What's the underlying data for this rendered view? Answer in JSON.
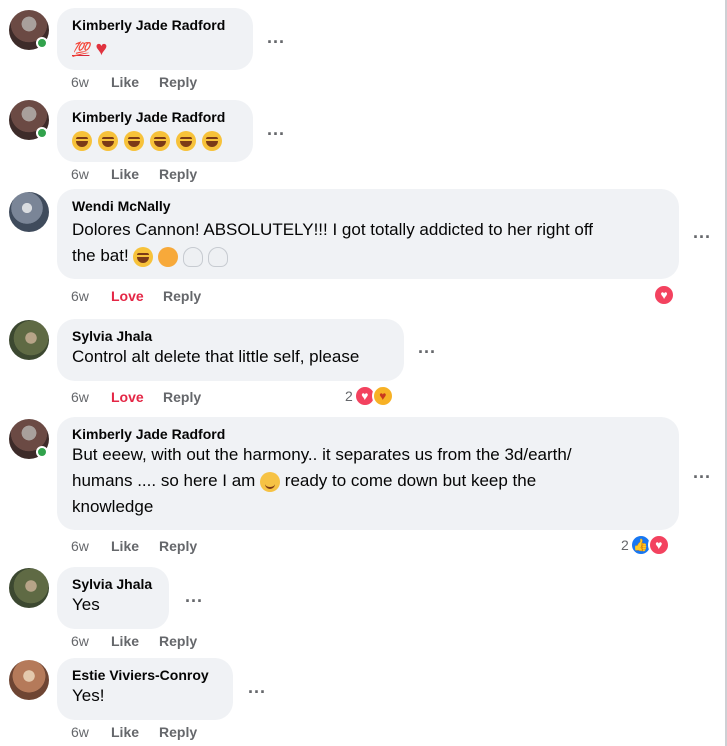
{
  "comments": [
    {
      "author": "Kimberly Jade Radford",
      "emoji_text": "💯",
      "time": "6w",
      "action": "Like",
      "reply": "Reply"
    },
    {
      "author": "Kimberly Jade Radford",
      "time": "6w",
      "action": "Like",
      "reply": "Reply"
    },
    {
      "author": "Wendi McNally",
      "line1": "Dolores Cannon! ABSOLUTELY!!! I got totally addicted to her right off",
      "line2": "the bat!",
      "time": "6w",
      "action": "Love",
      "reply": "Reply"
    },
    {
      "author": "Sylvia Jhala",
      "line1": "Control alt delete that little self, please",
      "time": "6w",
      "action": "Love",
      "reply": "Reply",
      "reaction_count": "2"
    },
    {
      "author": "Kimberly Jade Radford",
      "line1": "But eeew, with out the harmony.. it separates us from the 3d/earth/",
      "line2a": "humans .... so here I am",
      "line2b": "ready to come down but keep the",
      "line3": "knowledge",
      "time": "6w",
      "action": "Like",
      "reply": "Reply",
      "reaction_count": "2"
    },
    {
      "author": "Sylvia Jhala",
      "line1": "Yes",
      "time": "6w",
      "action": "Like",
      "reply": "Reply"
    },
    {
      "author": "Estie Viviers-Conroy",
      "line1": "Yes!",
      "time": "6w",
      "action": "Like",
      "reply": "Reply"
    }
  ],
  "more_label": "...",
  "colors": {
    "bubble": "#f0f2f5",
    "love": "#e42645",
    "like_blue": "#1877f2",
    "muted": "#65676b"
  }
}
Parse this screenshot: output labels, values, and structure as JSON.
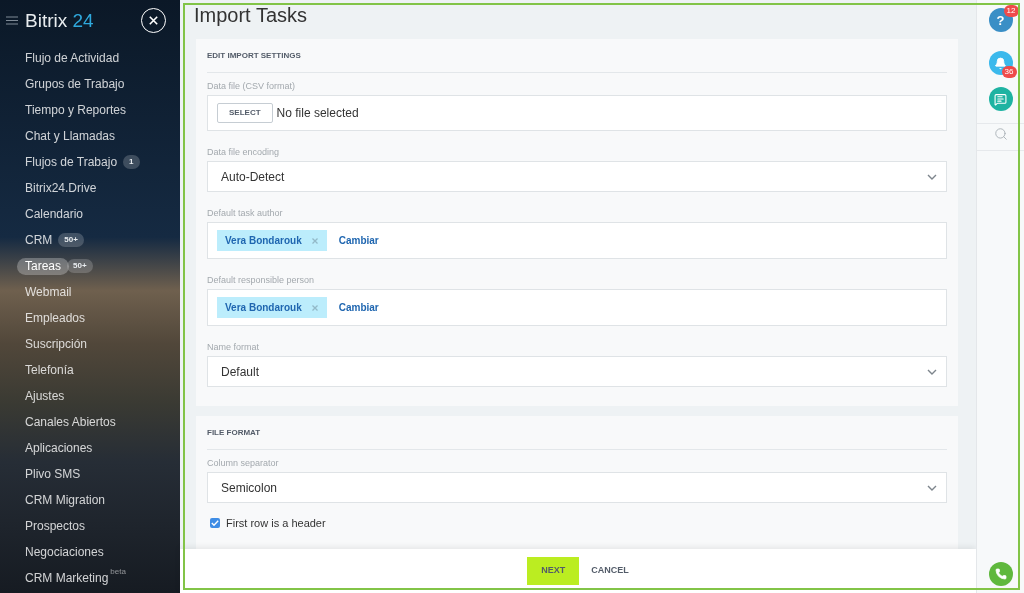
{
  "sidebar": {
    "logo": {
      "word": "Bitrix",
      "number": "24"
    },
    "items": [
      {
        "label": "Flujo de Actividad",
        "selected": false
      },
      {
        "label": "Grupos de Trabajo",
        "selected": false
      },
      {
        "label": "Tiempo y Reportes",
        "selected": false
      },
      {
        "label": "Chat y Llamadas",
        "selected": false
      },
      {
        "label": "Flujos de Trabajo",
        "counter": "1",
        "selected": false
      },
      {
        "label": "Bitrix24.Drive",
        "selected": false
      },
      {
        "label": "Calendario",
        "selected": false
      },
      {
        "label": "CRM",
        "counter": "50+",
        "selected": false
      },
      {
        "label": "Tareas",
        "counter": "50+",
        "selected": true
      },
      {
        "label": "Webmail",
        "selected": false
      },
      {
        "label": "Empleados",
        "selected": false
      },
      {
        "label": "Suscripción",
        "selected": false
      },
      {
        "label": "Telefonía",
        "selected": false
      },
      {
        "label": "Ajustes",
        "selected": false
      },
      {
        "label": "Canales Abiertos",
        "selected": false
      },
      {
        "label": "Aplicaciones",
        "selected": false
      },
      {
        "label": "Plivo SMS",
        "selected": false
      },
      {
        "label": "CRM Migration",
        "selected": false
      },
      {
        "label": "Prospectos",
        "selected": false
      },
      {
        "label": "Negociaciones",
        "selected": false
      },
      {
        "label": "CRM Marketing",
        "tag": "beta",
        "selected": false
      }
    ]
  },
  "page": {
    "title": "Import Tasks"
  },
  "sections": [
    {
      "title": "EDIT IMPORT SETTINGS",
      "fields": [
        {
          "kind": "file",
          "label": "Data file (CSV format)",
          "button": "SELECT",
          "value": "No file selected"
        },
        {
          "kind": "select",
          "label": "Data file encoding",
          "value": "Auto-Detect"
        },
        {
          "kind": "user",
          "label": "Default task author",
          "user": "Vera Bondarouk",
          "link": "Cambiar"
        },
        {
          "kind": "user",
          "label": "Default responsible person",
          "user": "Vera Bondarouk",
          "link": "Cambiar"
        },
        {
          "kind": "select",
          "label": "Name format",
          "value": "Default"
        }
      ]
    },
    {
      "title": "FILE FORMAT",
      "fields": [
        {
          "kind": "select",
          "label": "Column separator",
          "value": "Semicolon"
        },
        {
          "kind": "checkbox",
          "label": "First row is a header",
          "checked": true
        }
      ]
    }
  ],
  "footer": {
    "buttons": [
      {
        "kind": "primary",
        "label": "NEXT"
      },
      {
        "kind": "link",
        "label": "CANCEL"
      }
    ]
  },
  "right_panel": {
    "items": [
      {
        "kind": "help",
        "symbol": "?",
        "badge": "12"
      },
      {
        "kind": "bell",
        "badge": "36"
      },
      {
        "kind": "chat"
      },
      {
        "kind": "search"
      }
    ]
  }
}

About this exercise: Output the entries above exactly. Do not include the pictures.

Task answer:
What's the underlying data for this rendered view? Answer in JSON.
{
  "comments": [
    {
      "author": "Kimberly Jade Radford",
      "emoji_text": "💯",
      "time": "6w",
      "action": "Like",
      "reply": "Reply"
    },
    {
      "author": "Kimberly Jade Radford",
      "time": "6w",
      "action": "Like",
      "reply": "Reply"
    },
    {
      "author": "Wendi McNally",
      "line1": "Dolores Cannon! ABSOLUTELY!!! I got totally addicted to her right off",
      "line2": "the bat!",
      "time": "6w",
      "action": "Love",
      "reply": "Reply"
    },
    {
      "author": "Sylvia Jhala",
      "line1": "Control alt delete that little self, please",
      "time": "6w",
      "action": "Love",
      "reply": "Reply",
      "reaction_count": "2"
    },
    {
      "author": "Kimberly Jade Radford",
      "line1": "But eeew, with out the harmony.. it separates us from the 3d/earth/",
      "line2a": "humans .... so here I am",
      "line2b": "ready to come down but keep the",
      "line3": "knowledge",
      "time": "6w",
      "action": "Like",
      "reply": "Reply",
      "reaction_count": "2"
    },
    {
      "author": "Sylvia Jhala",
      "line1": "Yes",
      "time": "6w",
      "action": "Like",
      "reply": "Reply"
    },
    {
      "author": "Estie Viviers-Conroy",
      "line1": "Yes!",
      "time": "6w",
      "action": "Like",
      "reply": "Reply"
    }
  ],
  "more_label": "...",
  "colors": {
    "bubble": "#f0f2f5",
    "love": "#e42645",
    "like_blue": "#1877f2",
    "muted": "#65676b"
  }
}
Parse this screenshot: output labels, values, and structure as JSON.
{
  "sidebar": {
    "logo": {
      "word": "Bitrix",
      "number": "24"
    },
    "items": [
      {
        "label": "Flujo de Actividad",
        "selected": false
      },
      {
        "label": "Grupos de Trabajo",
        "selected": false
      },
      {
        "label": "Tiempo y Reportes",
        "selected": false
      },
      {
        "label": "Chat y Llamadas",
        "selected": false
      },
      {
        "label": "Flujos de Trabajo",
        "counter": "1",
        "selected": false
      },
      {
        "label": "Bitrix24.Drive",
        "selected": false
      },
      {
        "label": "Calendario",
        "selected": false
      },
      {
        "label": "CRM",
        "counter": "50+",
        "selected": false
      },
      {
        "label": "Tareas",
        "counter": "50+",
        "selected": true
      },
      {
        "label": "Webmail",
        "selected": false
      },
      {
        "label": "Empleados",
        "selected": false
      },
      {
        "label": "Suscripción",
        "selected": false
      },
      {
        "label": "Telefonía",
        "selected": false
      },
      {
        "label": "Ajustes",
        "selected": false
      },
      {
        "label": "Canales Abiertos",
        "selected": false
      },
      {
        "label": "Aplicaciones",
        "selected": false
      },
      {
        "label": "Plivo SMS",
        "selected": false
      },
      {
        "label": "CRM Migration",
        "selected": false
      },
      {
        "label": "Prospectos",
        "selected": false
      },
      {
        "label": "Negociaciones",
        "selected": false
      },
      {
        "label": "CRM Marketing",
        "tag": "beta",
        "selected": false
      }
    ]
  },
  "page": {
    "title": "Import Tasks"
  },
  "sections": [
    {
      "title": "EDIT IMPORT SETTINGS",
      "fields": [
        {
          "kind": "file",
          "label": "Data file (CSV format)",
          "button": "SELECT",
          "value": "No file selected"
        },
        {
          "kind": "select",
          "label": "Data file encoding",
          "value": "Auto-Detect"
        },
        {
          "kind": "user",
          "label": "Default task author",
          "user": "Vera Bondarouk",
          "link": "Cambiar"
        },
        {
          "kind": "user",
          "label": "Default responsible person",
          "user": "Vera Bondarouk",
          "link": "Cambiar"
        },
        {
          "kind": "select",
          "label": "Name format",
          "value": "Default"
        }
      ]
    },
    {
      "title": "FILE FORMAT",
      "fields": [
        {
          "kind": "select",
          "label": "Column separator",
          "value": "Semicolon"
        },
        {
          "kind": "checkbox",
          "label": "First row is a header",
          "checked": true
        }
      ]
    }
  ],
  "footer": {
    "buttons": [
      {
        "kind": "primary",
        "label": "NEXT"
      },
      {
        "kind": "link",
        "label": "CANCEL"
      }
    ]
  },
  "right_panel": {
    "items": [
      {
        "kind": "help",
        "symbol": "?",
        "badge": "12"
      },
      {
        "kind": "bell",
        "badge": "36"
      },
      {
        "kind": "chat"
      },
      {
        "kind": "search"
      }
    ]
  }
}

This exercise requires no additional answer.